'''

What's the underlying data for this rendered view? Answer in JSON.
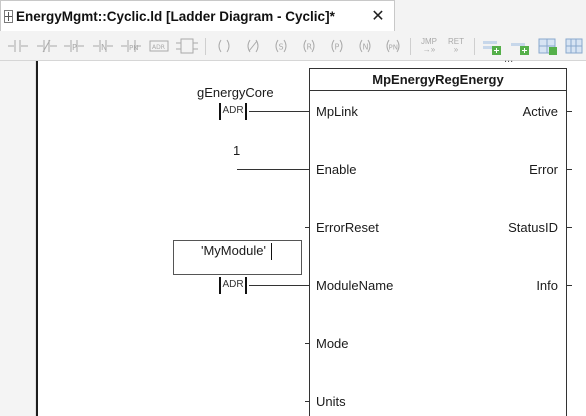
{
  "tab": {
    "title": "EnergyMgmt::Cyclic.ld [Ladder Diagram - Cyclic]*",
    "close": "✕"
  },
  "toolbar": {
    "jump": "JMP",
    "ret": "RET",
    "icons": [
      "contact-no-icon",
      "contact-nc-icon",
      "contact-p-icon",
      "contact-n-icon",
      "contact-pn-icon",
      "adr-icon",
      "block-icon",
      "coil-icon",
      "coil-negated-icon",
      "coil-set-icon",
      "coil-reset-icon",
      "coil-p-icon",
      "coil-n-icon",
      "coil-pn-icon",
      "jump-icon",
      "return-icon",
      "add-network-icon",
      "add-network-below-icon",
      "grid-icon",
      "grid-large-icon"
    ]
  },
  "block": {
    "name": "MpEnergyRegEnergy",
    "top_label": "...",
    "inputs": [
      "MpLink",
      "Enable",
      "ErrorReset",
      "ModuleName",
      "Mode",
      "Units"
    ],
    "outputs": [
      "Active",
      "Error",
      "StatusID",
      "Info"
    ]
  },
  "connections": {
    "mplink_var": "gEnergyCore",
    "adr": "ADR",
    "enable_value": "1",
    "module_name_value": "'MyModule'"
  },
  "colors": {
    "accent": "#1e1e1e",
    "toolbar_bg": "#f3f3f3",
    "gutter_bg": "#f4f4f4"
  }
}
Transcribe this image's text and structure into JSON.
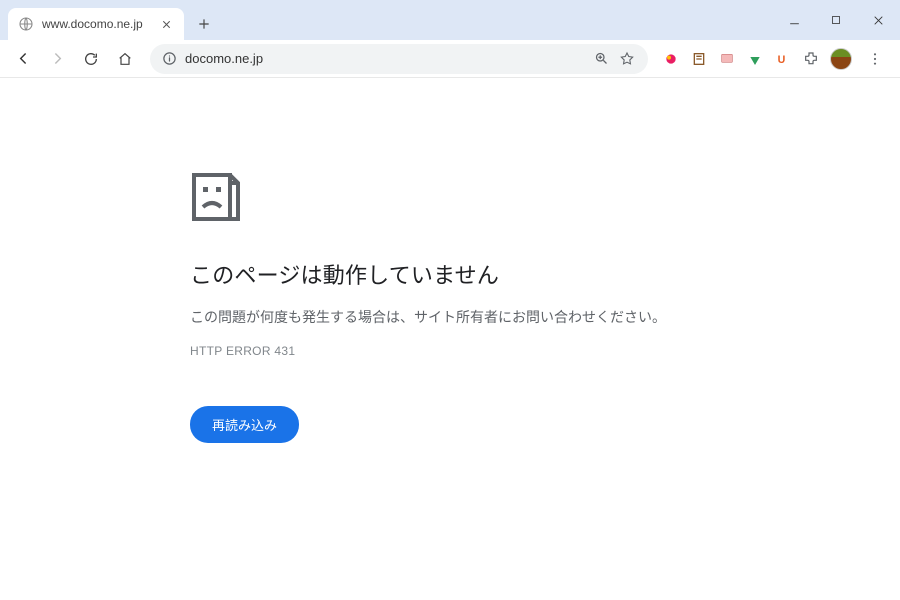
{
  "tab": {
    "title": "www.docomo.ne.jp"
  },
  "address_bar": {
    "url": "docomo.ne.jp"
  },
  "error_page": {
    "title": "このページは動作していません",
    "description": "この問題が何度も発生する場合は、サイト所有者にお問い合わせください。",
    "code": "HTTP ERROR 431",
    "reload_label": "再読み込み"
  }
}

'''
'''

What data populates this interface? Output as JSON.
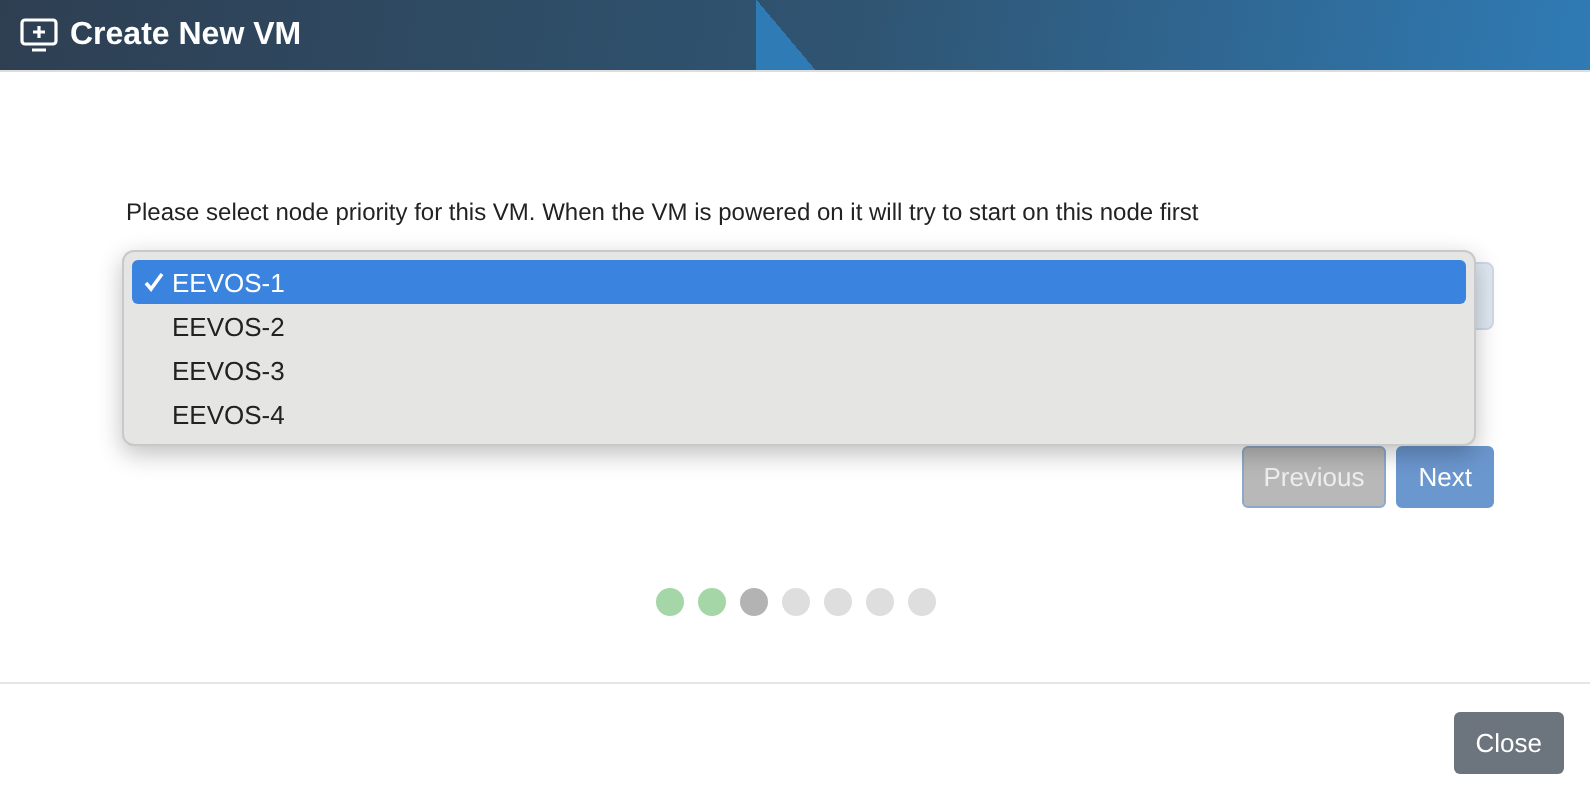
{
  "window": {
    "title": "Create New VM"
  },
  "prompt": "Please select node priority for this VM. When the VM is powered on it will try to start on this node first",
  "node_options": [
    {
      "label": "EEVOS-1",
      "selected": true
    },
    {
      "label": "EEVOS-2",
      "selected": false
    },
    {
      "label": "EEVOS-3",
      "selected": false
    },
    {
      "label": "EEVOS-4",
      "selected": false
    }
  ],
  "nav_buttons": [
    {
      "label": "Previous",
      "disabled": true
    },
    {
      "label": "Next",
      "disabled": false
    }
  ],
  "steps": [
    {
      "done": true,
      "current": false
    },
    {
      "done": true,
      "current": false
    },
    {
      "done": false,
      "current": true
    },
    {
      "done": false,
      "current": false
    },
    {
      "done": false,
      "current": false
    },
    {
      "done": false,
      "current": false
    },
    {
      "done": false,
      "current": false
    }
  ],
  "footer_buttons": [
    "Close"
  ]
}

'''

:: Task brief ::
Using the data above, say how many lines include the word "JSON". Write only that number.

:: Exercise response ::
3